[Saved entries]

● ● ● ●

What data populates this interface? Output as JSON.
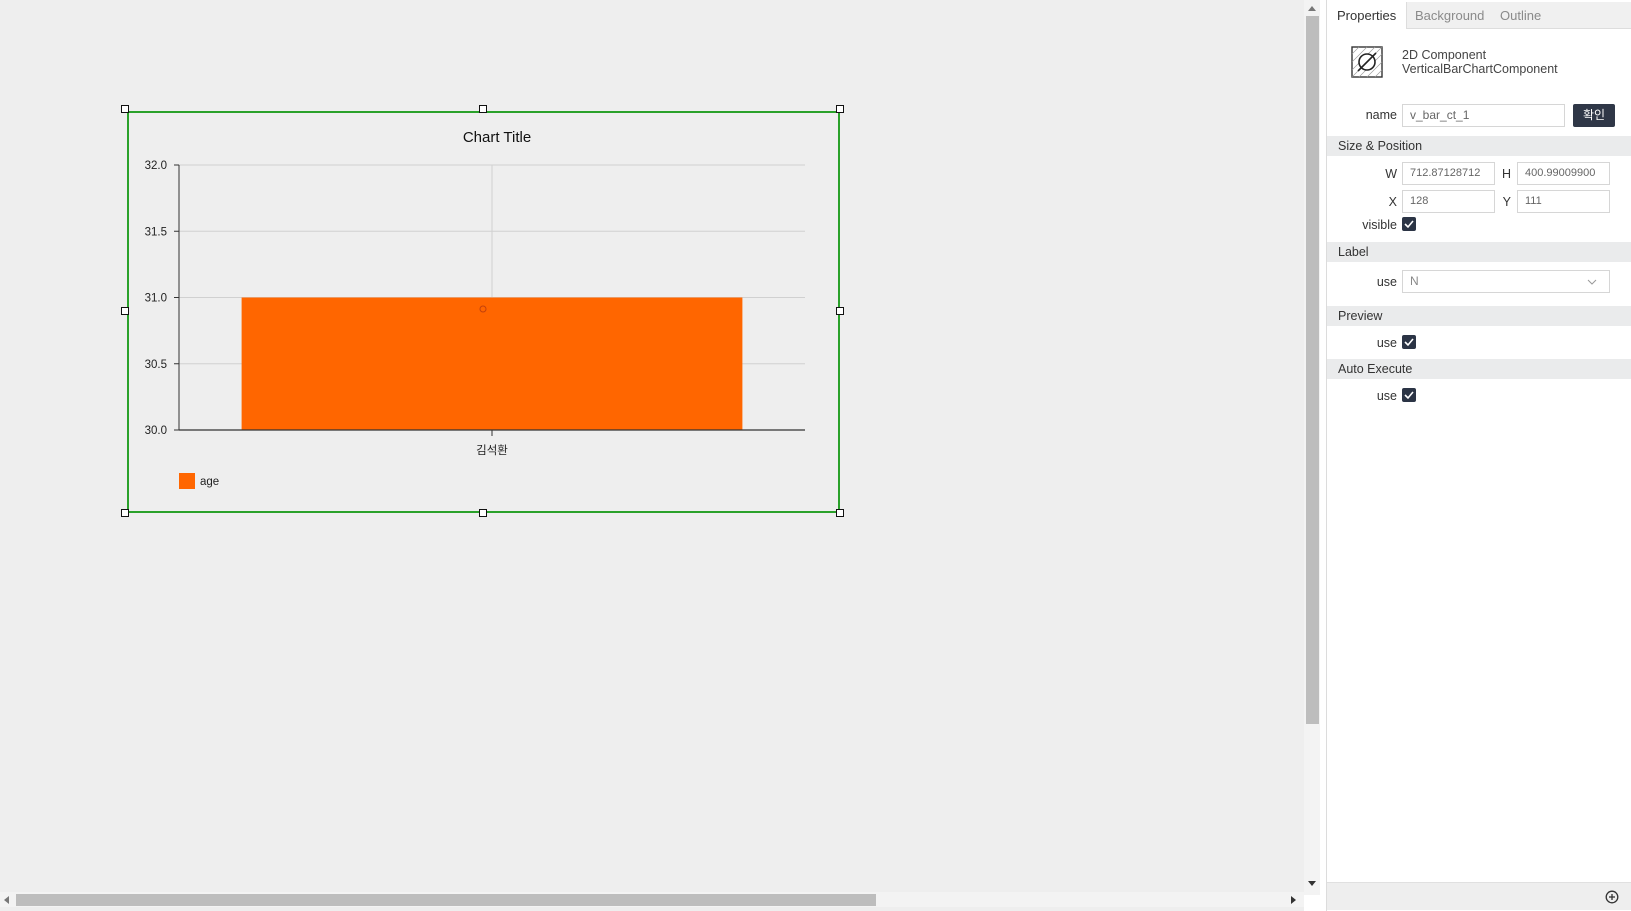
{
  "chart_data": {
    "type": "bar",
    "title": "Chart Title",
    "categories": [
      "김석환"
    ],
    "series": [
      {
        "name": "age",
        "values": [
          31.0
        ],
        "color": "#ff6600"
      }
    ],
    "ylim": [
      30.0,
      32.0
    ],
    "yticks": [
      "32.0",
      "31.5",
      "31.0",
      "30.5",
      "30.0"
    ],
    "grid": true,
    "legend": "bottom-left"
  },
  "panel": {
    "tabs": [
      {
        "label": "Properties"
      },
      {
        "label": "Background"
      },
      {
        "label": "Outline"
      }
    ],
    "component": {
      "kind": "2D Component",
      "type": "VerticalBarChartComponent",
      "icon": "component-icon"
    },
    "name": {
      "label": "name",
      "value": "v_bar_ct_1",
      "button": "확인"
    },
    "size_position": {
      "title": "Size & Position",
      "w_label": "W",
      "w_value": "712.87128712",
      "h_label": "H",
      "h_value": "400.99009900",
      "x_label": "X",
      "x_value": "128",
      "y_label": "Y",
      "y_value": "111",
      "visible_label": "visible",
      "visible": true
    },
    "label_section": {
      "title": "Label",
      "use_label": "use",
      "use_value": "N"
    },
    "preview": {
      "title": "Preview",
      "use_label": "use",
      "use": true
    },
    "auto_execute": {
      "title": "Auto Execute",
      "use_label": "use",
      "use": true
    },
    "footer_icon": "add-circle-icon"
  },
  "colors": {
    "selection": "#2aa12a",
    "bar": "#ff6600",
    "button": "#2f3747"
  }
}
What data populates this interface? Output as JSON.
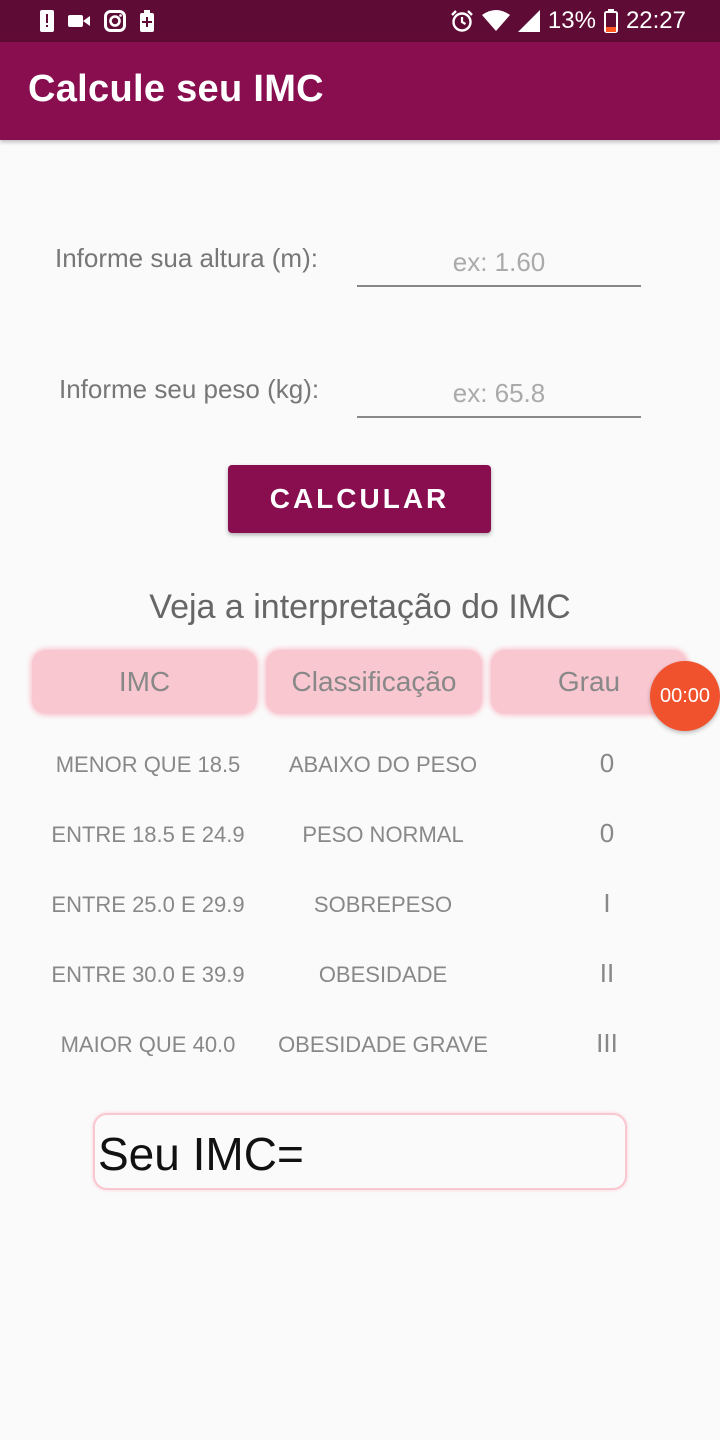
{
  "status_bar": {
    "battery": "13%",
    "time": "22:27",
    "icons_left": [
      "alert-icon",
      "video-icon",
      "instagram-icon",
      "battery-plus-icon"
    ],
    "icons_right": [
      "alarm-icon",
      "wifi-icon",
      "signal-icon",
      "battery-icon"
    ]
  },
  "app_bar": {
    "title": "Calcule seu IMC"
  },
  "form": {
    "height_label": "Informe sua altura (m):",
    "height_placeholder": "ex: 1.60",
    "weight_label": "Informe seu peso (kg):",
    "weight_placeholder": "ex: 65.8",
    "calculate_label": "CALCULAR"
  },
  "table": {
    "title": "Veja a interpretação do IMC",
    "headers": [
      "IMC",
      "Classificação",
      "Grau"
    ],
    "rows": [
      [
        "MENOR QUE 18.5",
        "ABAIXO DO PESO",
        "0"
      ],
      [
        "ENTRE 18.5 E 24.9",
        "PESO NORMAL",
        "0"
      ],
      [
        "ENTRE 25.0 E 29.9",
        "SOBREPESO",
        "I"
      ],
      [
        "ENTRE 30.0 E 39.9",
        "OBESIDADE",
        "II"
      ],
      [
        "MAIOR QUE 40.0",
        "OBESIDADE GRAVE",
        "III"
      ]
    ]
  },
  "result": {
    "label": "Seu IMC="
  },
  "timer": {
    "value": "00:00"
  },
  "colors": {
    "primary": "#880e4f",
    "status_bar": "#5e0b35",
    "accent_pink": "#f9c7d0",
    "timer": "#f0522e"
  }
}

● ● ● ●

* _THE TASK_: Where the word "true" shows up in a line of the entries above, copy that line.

* _RESULT OF THIS EXERCISE_:
    "grid": true,
      "visible": true
      "use": true
      "use": true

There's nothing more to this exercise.